Hoping lawmakers can finally come to an agreement, Gov. Mark Dayton Monday outlined two proposals to fund the state's failing roads and bridges.
Both Republicans and Democrats have said funding transportation fixes is one of their top priorities this session, but they haven't been able to agree on how to pay for it (which is the same thing that happened last year, and nothing substantial got passed).
DFL leaders had proposed raising the wholesale gas tax (among other moves), while the GOP suggested in part using existing state revenue.
"If we continue to avoid these problems, they will only get worse. It's time to begin to solve them. I urge the Legislature to work with me this session to begin to repair and improve Minnesota's transportation systems," Dayton said in a news release.
The governor's proposals come in the final week of the legislative session. Legislators have until 12:01 a.m. on May 23 to wrap things up, but they’ve said they can’t address other issues until they agree on a comprehensive transportation package.
What's in the governor's proposals
Here's a look at Dayton's proposals, which he calls a "significant compromise":
One proposal includes a 5-cent gas tax increase, while the second does not. Both proposals would increase license tab fees and use existing money from the state's general fund. (See a detailed breakdown of the plans here.)
Without gas tax hike, license tab fees would go up – and by a lot. Under Dayton's second proposal, tabs on a new $30,000 car would cost $509 in the first year, up from the $385 they are now. Over 11 years, the total fees would be $3,531, up from $2,198. (See a breakdown of the fees here.)

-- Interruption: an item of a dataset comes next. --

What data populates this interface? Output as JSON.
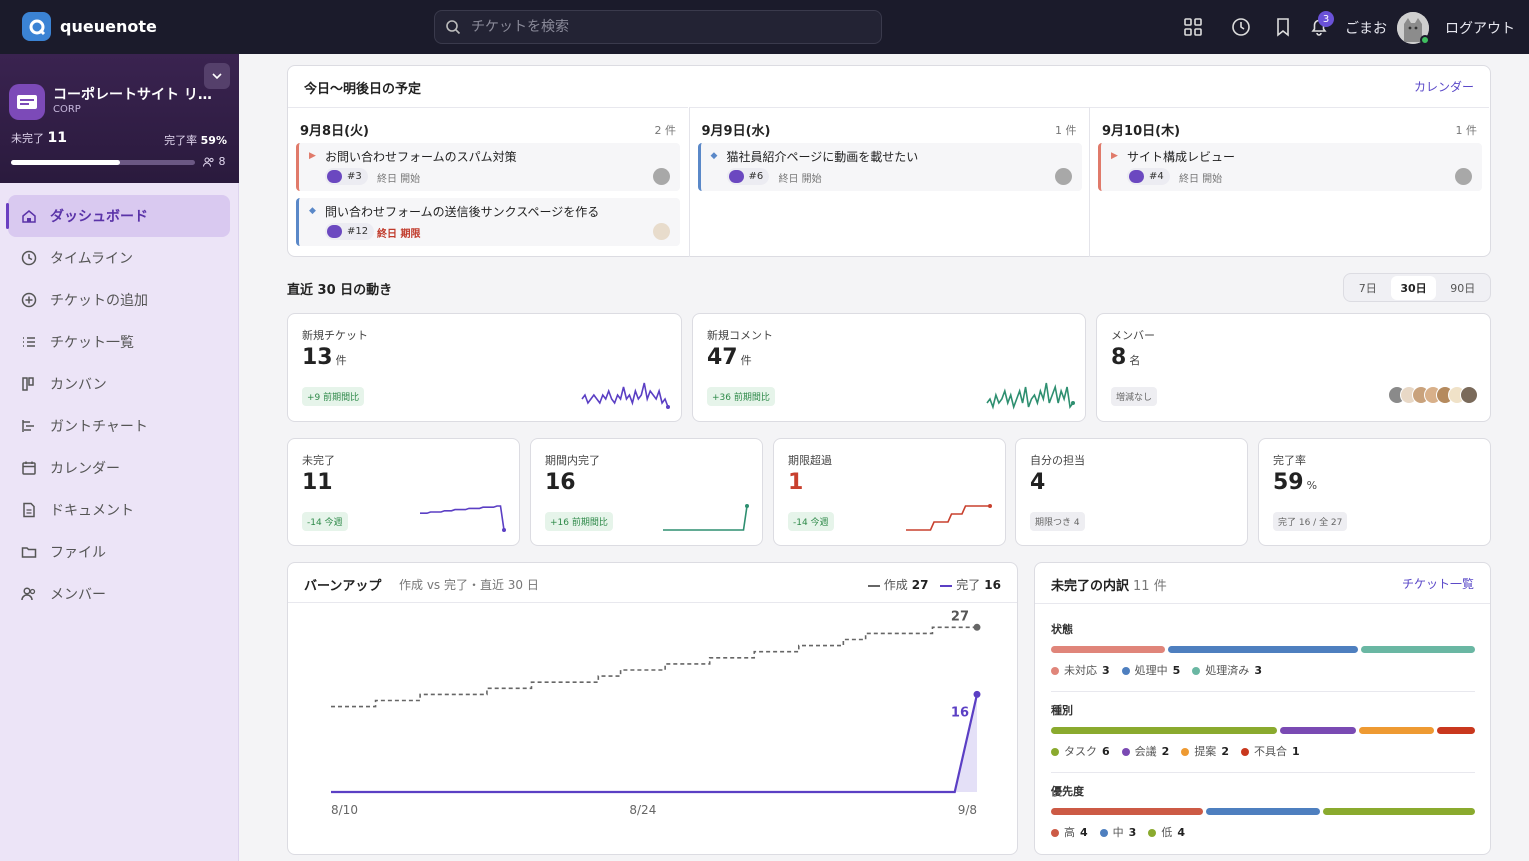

Both proposals would also raise the sales tax in metro-area counties by a half-cent in order to fund public transportation in the Twin Cities, the release says.
Dayton says the two proposals would each generate $600 million a year for roads and bridges and create an estimated 119,000 new jobs.
The governor presented his plans to party leaders Monday morning. House Speaker Kurt Daudt said the proposals are still not to where they can agree, but we're "optimistic that we're moving in the right direction."